Ned Vizzini’s ‘It’s Kind Of A Funny Story’, is a novel based on Ned’s own experiences of mental health problems and his short stay in a mental hospital ward when he was fifteen. Vizzini’s work has something of a cult following, thanks to his matter of fact and sometimes irreverent take on mental health. His body of work is small, due to the fact that he took his own life in his thirties.
This book is definitely for a teen/YA readership only. It deals with drug abuse, fledgling sexual relationships and underage drinking amongst other things, not that I have a problem with children reading about these things, it’s just that I feel obliged to let you know there are what are now referred to as ‘trigger’ issues in the book.
Craig Gilner is a pretty ordinary kid who would like to be extraordinary. Given the chance to get into one of New York’s most prestigious high schools, he works extremely hard, burning the candle at both ends to ace his tests, and gets in alongside a friend Aaron, and Aaron’s girlfriend Nia.
Craig feels the most amazing high when he gets accepted into the school. Everything he has worked for has happened and he is buzzing.
He is totally not prepared for the comedown once the initial high of achievement has worn off. Nor is he prepared for the fact that when he gets into the school the work load is insane, the pressure is immense, and he is not even close to being one of the brightest kids there. Craig starts to feel overwhelmed, and his mental health begins to suffer.
His parents and sister are as understanding as they can be as Craig starts to spiral into anxiety attacks, insomnia, failure to eat and be ruled by strange compulsions that fill up his days and leave him miserable. He gets to the point where he cannot bear life any longer the way it is, and ends up admitting himself to the local hospital as a suicide risk.
The main body of the story deals with Craig’s experiences in the hospital, the relationships he forms with other inmates and the beginnings of his understanding of himself and what he has been going through.
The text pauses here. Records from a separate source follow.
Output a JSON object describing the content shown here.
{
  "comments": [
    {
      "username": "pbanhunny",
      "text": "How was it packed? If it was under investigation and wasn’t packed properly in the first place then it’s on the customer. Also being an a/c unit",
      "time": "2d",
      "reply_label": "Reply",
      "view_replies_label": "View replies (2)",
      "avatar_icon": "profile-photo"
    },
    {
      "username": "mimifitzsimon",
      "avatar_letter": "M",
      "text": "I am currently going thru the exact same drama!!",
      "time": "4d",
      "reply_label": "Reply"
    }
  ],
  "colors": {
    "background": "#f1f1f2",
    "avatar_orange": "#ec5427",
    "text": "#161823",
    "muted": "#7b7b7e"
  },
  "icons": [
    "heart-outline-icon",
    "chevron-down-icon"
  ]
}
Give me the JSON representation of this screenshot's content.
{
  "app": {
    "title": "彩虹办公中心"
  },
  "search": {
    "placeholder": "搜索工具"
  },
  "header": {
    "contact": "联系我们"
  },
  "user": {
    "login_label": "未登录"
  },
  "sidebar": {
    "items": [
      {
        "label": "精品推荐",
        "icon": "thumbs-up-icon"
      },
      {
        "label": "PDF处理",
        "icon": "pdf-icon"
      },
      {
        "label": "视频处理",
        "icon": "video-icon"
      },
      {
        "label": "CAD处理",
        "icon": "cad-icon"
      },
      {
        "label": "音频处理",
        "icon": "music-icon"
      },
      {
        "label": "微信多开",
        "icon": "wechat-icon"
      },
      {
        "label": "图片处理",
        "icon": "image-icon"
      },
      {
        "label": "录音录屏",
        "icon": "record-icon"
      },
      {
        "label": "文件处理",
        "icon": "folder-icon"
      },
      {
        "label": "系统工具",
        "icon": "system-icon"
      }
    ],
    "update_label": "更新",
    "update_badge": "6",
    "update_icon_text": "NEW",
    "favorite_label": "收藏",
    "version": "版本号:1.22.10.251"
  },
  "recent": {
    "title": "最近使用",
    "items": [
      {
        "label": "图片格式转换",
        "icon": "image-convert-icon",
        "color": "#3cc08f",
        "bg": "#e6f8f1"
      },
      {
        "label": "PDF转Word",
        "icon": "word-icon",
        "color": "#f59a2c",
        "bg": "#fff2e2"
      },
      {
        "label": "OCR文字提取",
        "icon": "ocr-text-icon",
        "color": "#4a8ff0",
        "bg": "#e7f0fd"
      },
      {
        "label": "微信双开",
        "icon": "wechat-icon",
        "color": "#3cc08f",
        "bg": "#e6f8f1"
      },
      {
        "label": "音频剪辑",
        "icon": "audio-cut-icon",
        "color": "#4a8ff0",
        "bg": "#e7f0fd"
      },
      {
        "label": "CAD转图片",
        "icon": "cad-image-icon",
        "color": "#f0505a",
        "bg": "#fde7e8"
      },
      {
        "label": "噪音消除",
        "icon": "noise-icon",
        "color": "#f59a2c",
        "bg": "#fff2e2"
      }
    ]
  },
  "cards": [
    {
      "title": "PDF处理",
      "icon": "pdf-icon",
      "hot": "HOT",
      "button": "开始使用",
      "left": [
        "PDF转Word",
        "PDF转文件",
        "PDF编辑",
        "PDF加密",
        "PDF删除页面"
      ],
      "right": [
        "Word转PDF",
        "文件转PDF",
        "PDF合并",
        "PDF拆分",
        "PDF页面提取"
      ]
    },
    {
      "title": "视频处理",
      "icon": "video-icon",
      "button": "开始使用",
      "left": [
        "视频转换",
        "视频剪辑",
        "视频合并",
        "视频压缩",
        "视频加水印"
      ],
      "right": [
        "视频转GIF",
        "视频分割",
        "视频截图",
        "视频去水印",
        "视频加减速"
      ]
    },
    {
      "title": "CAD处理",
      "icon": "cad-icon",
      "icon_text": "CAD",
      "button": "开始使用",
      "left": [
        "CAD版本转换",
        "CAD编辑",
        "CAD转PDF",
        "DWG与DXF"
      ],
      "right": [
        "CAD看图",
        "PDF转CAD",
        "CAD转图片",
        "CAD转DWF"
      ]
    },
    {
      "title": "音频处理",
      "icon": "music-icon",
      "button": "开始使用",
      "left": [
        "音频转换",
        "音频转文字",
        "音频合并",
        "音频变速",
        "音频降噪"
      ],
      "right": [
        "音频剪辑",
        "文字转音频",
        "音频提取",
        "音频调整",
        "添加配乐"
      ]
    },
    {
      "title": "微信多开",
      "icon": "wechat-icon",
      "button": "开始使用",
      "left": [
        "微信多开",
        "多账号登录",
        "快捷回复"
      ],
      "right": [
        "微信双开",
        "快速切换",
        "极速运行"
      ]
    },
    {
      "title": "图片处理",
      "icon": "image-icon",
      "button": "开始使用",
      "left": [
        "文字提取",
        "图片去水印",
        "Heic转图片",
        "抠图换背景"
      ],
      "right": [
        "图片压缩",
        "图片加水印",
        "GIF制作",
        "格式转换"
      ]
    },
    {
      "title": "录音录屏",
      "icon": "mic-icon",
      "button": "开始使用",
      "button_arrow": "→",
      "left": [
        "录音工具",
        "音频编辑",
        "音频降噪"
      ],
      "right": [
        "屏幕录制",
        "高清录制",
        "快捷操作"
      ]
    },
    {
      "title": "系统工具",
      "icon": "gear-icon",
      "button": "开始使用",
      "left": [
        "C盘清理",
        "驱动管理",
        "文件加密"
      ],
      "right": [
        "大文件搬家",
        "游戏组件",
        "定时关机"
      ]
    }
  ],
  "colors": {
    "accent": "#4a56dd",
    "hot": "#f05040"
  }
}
The book is really easy to read, despite being about a difficult subject and Craig’s frankness about his feelings. Craig is a great narrator, likeable, bewildered and overwhelmed. You are rooting for him from page one. His matter of fact take on what affects him is refreshing and normalises it for the reader, making the subject matter less frightening and very accessible. He comes across as a real person rather than a poster boy for a message about mental health. I loved the aspect of the book that deals with Craig’s artwork. It kind of reminded me of The Selected Works of T. S. Spivet by Reif Larsen, which is a fantastic book which treads a small part of the same ground as this novel.
I really enjoyed this book. It’s hopeful without being all rainbows and unicorns. It’s practical and helpful and Vizzini has a wonderful way of building characters and dialogue that really make the book come to life.